#### Problem statement:
What you return should match the data below exactly, with every entry reproduced.

# # # # #

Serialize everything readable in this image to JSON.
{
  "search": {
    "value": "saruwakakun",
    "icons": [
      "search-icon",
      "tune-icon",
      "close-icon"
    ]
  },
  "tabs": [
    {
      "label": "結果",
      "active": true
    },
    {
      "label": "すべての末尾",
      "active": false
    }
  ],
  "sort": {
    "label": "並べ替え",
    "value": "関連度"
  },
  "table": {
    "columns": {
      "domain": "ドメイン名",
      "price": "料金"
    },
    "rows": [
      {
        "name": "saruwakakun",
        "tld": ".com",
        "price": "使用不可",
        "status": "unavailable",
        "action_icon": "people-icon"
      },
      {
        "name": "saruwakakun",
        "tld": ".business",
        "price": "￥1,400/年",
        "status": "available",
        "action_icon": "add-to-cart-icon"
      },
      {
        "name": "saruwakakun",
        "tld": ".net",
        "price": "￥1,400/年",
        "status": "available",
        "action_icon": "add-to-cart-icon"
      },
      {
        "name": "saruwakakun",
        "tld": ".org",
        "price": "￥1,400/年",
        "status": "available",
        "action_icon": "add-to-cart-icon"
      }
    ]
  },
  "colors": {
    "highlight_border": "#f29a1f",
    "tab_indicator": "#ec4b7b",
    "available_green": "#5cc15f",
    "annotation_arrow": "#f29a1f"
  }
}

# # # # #

#### Answer space:
Serialize everything readable in this image to JSON.
{
  "search": {
    "value": "saruwakakun",
    "icons": [
      "search-icon",
      "tune-icon",
      "close-icon"
    ]
  },
  "tabs": [
    {
      "label": "結果",
      "active": true
    },
    {
      "label": "すべての末尾",
      "active": false
    }
  ],
  "sort": {
    "label": "並べ替え",
    "value": "関連度"
  },
  "table": {
    "columns": {
      "domain": "ドメイン名",
      "price": "料金"
    },
    "rows": [
      {
        "name": "saruwakakun",
        "tld": ".com",
        "price": "使用不可",
        "status": "unavailable",
        "action_icon": "people-icon"
      },
      {
        "name": "saruwakakun",
        "tld": ".business",
        "price": "￥1,400/年",
        "status": "available",
        "action_icon": "add-to-cart-icon"
      },
      {
        "name": "saruwakakun",
        "tld": ".net",
        "price": "￥1,400/年",
        "status": "available",
        "action_icon": "add-to-cart-icon"
      },
      {
        "name": "saruwakakun",
        "tld": ".org",
        "price": "￥1,400/年",
        "status": "available",
        "action_icon": "add-to-cart-icon"
      }
    ]
  },
  "colors": {
    "highlight_border": "#f29a1f",
    "tab_indicator": "#ec4b7b",
    "available_green": "#5cc15f",
    "annotation_arrow": "#f29a1f"
  }
}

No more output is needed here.